— TASK OBJECTIVE —
What lines of the material below hold the string "this"? Copy them out.

— SUPPLIED ENTRIES —
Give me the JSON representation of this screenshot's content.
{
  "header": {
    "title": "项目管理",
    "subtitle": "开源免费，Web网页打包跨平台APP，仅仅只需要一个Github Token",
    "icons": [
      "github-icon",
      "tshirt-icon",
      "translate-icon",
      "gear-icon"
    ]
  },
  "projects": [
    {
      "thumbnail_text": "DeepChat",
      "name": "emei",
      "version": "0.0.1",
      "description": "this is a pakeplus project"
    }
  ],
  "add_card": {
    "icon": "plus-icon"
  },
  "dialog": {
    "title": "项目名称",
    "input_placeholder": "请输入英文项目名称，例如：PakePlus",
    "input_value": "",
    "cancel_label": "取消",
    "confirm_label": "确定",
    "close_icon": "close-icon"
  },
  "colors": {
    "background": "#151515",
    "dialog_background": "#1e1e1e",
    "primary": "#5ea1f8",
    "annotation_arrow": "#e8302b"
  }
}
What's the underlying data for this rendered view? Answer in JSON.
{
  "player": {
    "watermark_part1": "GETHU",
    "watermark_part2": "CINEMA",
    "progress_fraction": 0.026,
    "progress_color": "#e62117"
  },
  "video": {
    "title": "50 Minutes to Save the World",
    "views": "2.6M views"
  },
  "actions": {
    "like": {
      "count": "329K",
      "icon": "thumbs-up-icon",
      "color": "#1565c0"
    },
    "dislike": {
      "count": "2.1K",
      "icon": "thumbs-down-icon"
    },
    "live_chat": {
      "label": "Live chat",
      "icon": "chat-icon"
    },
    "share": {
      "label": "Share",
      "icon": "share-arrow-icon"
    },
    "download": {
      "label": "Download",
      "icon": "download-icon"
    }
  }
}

— RESPONSE TO THE TASK —
Give me the JSON representation of this screenshot's content.
      "description": "this is a pakeplus project"
What's the underlying data for this rendered view? Answer in JSON.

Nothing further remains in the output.